* MATERIAL TO PROCESS
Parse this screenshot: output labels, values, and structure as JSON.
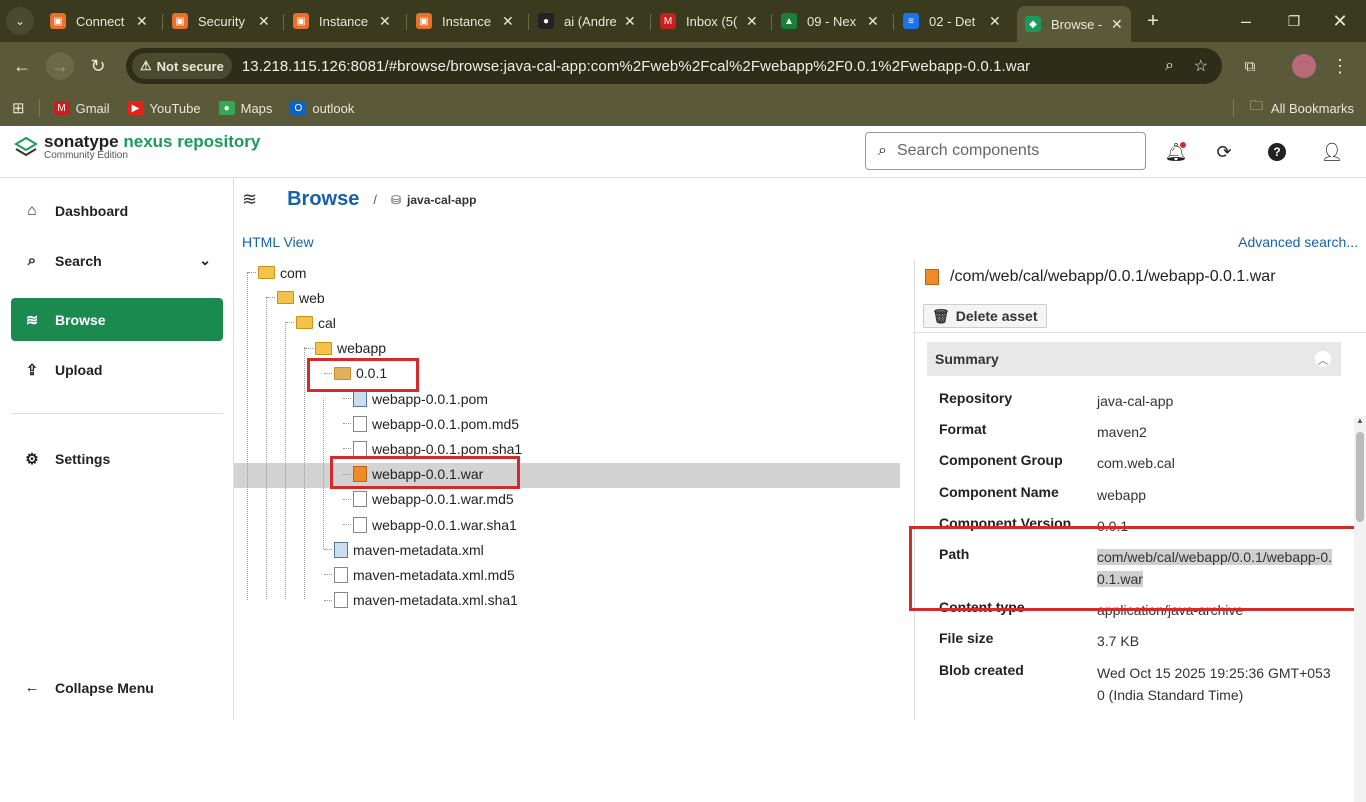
{
  "browser": {
    "tabs": [
      {
        "label": "Connect",
        "color": "#e8702a",
        "glyph": "▣"
      },
      {
        "label": "Security",
        "color": "#e8702a",
        "glyph": "▣"
      },
      {
        "label": "Instance",
        "color": "#e8702a",
        "glyph": "▣"
      },
      {
        "label": "Instance",
        "color": "#e8702a",
        "glyph": "▣"
      },
      {
        "label": "ai (Andre",
        "color": "#222222",
        "glyph": "●"
      },
      {
        "label": "Inbox (5(",
        "color": "#c5221f",
        "glyph": "M"
      },
      {
        "label": "09 - Nex",
        "color": "#188038",
        "glyph": "▲"
      },
      {
        "label": "02 - Det",
        "color": "#1a73e8",
        "glyph": "≡"
      },
      {
        "label": "Browse -",
        "color": "#1b9a5a",
        "glyph": "◆"
      }
    ],
    "new_tab": "+",
    "not_secure": "Not secure",
    "url": "13.218.115.126:8081/#browse/browse:java-cal-app:com%2Fweb%2Fcal%2Fwebapp%2F0.0.1%2Fwebapp-0.0.1.war",
    "bookmarks": [
      {
        "label": "Gmail",
        "icon": "gmail-icon",
        "color": "#c5221f",
        "glyph": "M"
      },
      {
        "label": "YouTube",
        "icon": "youtube-icon",
        "color": "#e62117",
        "glyph": "▶"
      },
      {
        "label": "Maps",
        "icon": "maps-icon",
        "color": "#34a853",
        "glyph": "●"
      },
      {
        "label": "outlook",
        "icon": "outlook-icon",
        "color": "#0a64c8",
        "glyph": "O"
      }
    ],
    "all_bookmarks": "All Bookmarks"
  },
  "app": {
    "brand_a": "sonatype ",
    "brand_b": "nexus repository",
    "edition": "Community Edition",
    "search_placeholder": "Search components"
  },
  "sidebar": {
    "items": [
      {
        "label": "Dashboard",
        "icon": "home-icon"
      },
      {
        "label": "Search",
        "icon": "search-icon"
      },
      {
        "label": "Browse",
        "icon": "database-icon"
      },
      {
        "label": "Upload",
        "icon": "upload-icon"
      },
      {
        "label": "Settings",
        "icon": "gear-icon"
      },
      {
        "label": "Collapse Menu",
        "icon": "arrow-left-icon"
      }
    ]
  },
  "main": {
    "title": "Browse",
    "breadcrumb_sep": "/",
    "repo": "java-cal-app",
    "html_view": "HTML View",
    "advanced_search": "Advanced search..."
  },
  "tree": [
    {
      "label": "com",
      "type": "folder",
      "depth": 0
    },
    {
      "label": "web",
      "type": "folder",
      "depth": 1
    },
    {
      "label": "cal",
      "type": "folder",
      "depth": 2
    },
    {
      "label": "webapp",
      "type": "folder",
      "depth": 3
    },
    {
      "label": "0.0.1",
      "type": "package",
      "depth": 4
    },
    {
      "label": "webapp-0.0.1.pom",
      "type": "pom",
      "depth": 5
    },
    {
      "label": "webapp-0.0.1.pom.md5",
      "type": "file",
      "depth": 5
    },
    {
      "label": "webapp-0.0.1.pom.sha1",
      "type": "file",
      "depth": 5
    },
    {
      "label": "webapp-0.0.1.war",
      "type": "war",
      "depth": 5
    },
    {
      "label": "webapp-0.0.1.war.md5",
      "type": "file",
      "depth": 5
    },
    {
      "label": "webapp-0.0.1.war.sha1",
      "type": "file",
      "depth": 5
    },
    {
      "label": "maven-metadata.xml",
      "type": "pom",
      "depth": 4
    },
    {
      "label": "maven-metadata.xml.md5",
      "type": "file",
      "depth": 4
    },
    {
      "label": "maven-metadata.xml.sha1",
      "type": "file",
      "depth": 4
    }
  ],
  "detail": {
    "path": "/com/web/cal/webapp/0.0.1/webapp-0.0.1.war",
    "delete_label": "Delete asset",
    "summary_label": "Summary",
    "fields": [
      {
        "k": "Repository",
        "v": "java-cal-app"
      },
      {
        "k": "Format",
        "v": "maven2"
      },
      {
        "k": "Component Group",
        "v": "com.web.cal"
      },
      {
        "k": "Component Name",
        "v": "webapp"
      },
      {
        "k": "Component Version",
        "v": "0.0.1"
      },
      {
        "k": "Path",
        "v": "com/web/cal/webapp/0.0.1/webapp-0.0.1.war"
      },
      {
        "k": "Content type",
        "v": "application/java-archive"
      },
      {
        "k": "File size",
        "v": "3.7 KB"
      },
      {
        "k": "Blob created",
        "v": "Wed Oct 15 2025 19:25:36 GMT+0530 (India Standard Time)"
      }
    ]
  },
  "colors": {
    "accent": "#1b8a4e",
    "link": "#1761a8",
    "highlight_box": "#d42a2a"
  }
}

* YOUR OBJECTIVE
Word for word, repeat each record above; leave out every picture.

* RESULT FOR THIS EXERCISE
Parse this screenshot: output labels, values, and structure as JSON.
{
  "browser": {
    "tabs": [
      {
        "label": "Connect",
        "color": "#e8702a",
        "glyph": "▣"
      },
      {
        "label": "Security",
        "color": "#e8702a",
        "glyph": "▣"
      },
      {
        "label": "Instance",
        "color": "#e8702a",
        "glyph": "▣"
      },
      {
        "label": "Instance",
        "color": "#e8702a",
        "glyph": "▣"
      },
      {
        "label": "ai (Andre",
        "color": "#222222",
        "glyph": "●"
      },
      {
        "label": "Inbox (5(",
        "color": "#c5221f",
        "glyph": "M"
      },
      {
        "label": "09 - Nex",
        "color": "#188038",
        "glyph": "▲"
      },
      {
        "label": "02 - Det",
        "color": "#1a73e8",
        "glyph": "≡"
      },
      {
        "label": "Browse -",
        "color": "#1b9a5a",
        "glyph": "◆"
      }
    ],
    "new_tab": "+",
    "not_secure": "Not secure",
    "url": "13.218.115.126:8081/#browse/browse:java-cal-app:com%2Fweb%2Fcal%2Fwebapp%2F0.0.1%2Fwebapp-0.0.1.war",
    "bookmarks": [
      {
        "label": "Gmail",
        "icon": "gmail-icon",
        "color": "#c5221f",
        "glyph": "M"
      },
      {
        "label": "YouTube",
        "icon": "youtube-icon",
        "color": "#e62117",
        "glyph": "▶"
      },
      {
        "label": "Maps",
        "icon": "maps-icon",
        "color": "#34a853",
        "glyph": "●"
      },
      {
        "label": "outlook",
        "icon": "outlook-icon",
        "color": "#0a64c8",
        "glyph": "O"
      }
    ],
    "all_bookmarks": "All Bookmarks"
  },
  "app": {
    "brand_a": "sonatype ",
    "brand_b": "nexus repository",
    "edition": "Community Edition",
    "search_placeholder": "Search components"
  },
  "sidebar": {
    "items": [
      {
        "label": "Dashboard",
        "icon": "home-icon"
      },
      {
        "label": "Search",
        "icon": "search-icon"
      },
      {
        "label": "Browse",
        "icon": "database-icon"
      },
      {
        "label": "Upload",
        "icon": "upload-icon"
      },
      {
        "label": "Settings",
        "icon": "gear-icon"
      },
      {
        "label": "Collapse Menu",
        "icon": "arrow-left-icon"
      }
    ]
  },
  "main": {
    "title": "Browse",
    "breadcrumb_sep": "/",
    "repo": "java-cal-app",
    "html_view": "HTML View",
    "advanced_search": "Advanced search..."
  },
  "tree": [
    {
      "label": "com",
      "type": "folder",
      "depth": 0
    },
    {
      "label": "web",
      "type": "folder",
      "depth": 1
    },
    {
      "label": "cal",
      "type": "folder",
      "depth": 2
    },
    {
      "label": "webapp",
      "type": "folder",
      "depth": 3
    },
    {
      "label": "0.0.1",
      "type": "package",
      "depth": 4
    },
    {
      "label": "webapp-0.0.1.pom",
      "type": "pom",
      "depth": 5
    },
    {
      "label": "webapp-0.0.1.pom.md5",
      "type": "file",
      "depth": 5
    },
    {
      "label": "webapp-0.0.1.pom.sha1",
      "type": "file",
      "depth": 5
    },
    {
      "label": "webapp-0.0.1.war",
      "type": "war",
      "depth": 5
    },
    {
      "label": "webapp-0.0.1.war.md5",
      "type": "file",
      "depth": 5
    },
    {
      "label": "webapp-0.0.1.war.sha1",
      "type": "file",
      "depth": 5
    },
    {
      "label": "maven-metadata.xml",
      "type": "pom",
      "depth": 4
    },
    {
      "label": "maven-metadata.xml.md5",
      "type": "file",
      "depth": 4
    },
    {
      "label": "maven-metadata.xml.sha1",
      "type": "file",
      "depth": 4
    }
  ],
  "detail": {
    "path": "/com/web/cal/webapp/0.0.1/webapp-0.0.1.war",
    "delete_label": "Delete asset",
    "summary_label": "Summary",
    "fields": [
      {
        "k": "Repository",
        "v": "java-cal-app"
      },
      {
        "k": "Format",
        "v": "maven2"
      },
      {
        "k": "Component Group",
        "v": "com.web.cal"
      },
      {
        "k": "Component Name",
        "v": "webapp"
      },
      {
        "k": "Component Version",
        "v": "0.0.1"
      },
      {
        "k": "Path",
        "v": "com/web/cal/webapp/0.0.1/webapp-0.0.1.war"
      },
      {
        "k": "Content type",
        "v": "application/java-archive"
      },
      {
        "k": "File size",
        "v": "3.7 KB"
      },
      {
        "k": "Blob created",
        "v": "Wed Oct 15 2025 19:25:36 GMT+0530 (India Standard Time)"
      }
    ]
  },
  "colors": {
    "accent": "#1b8a4e",
    "link": "#1761a8",
    "highlight_box": "#d42a2a"
  }
}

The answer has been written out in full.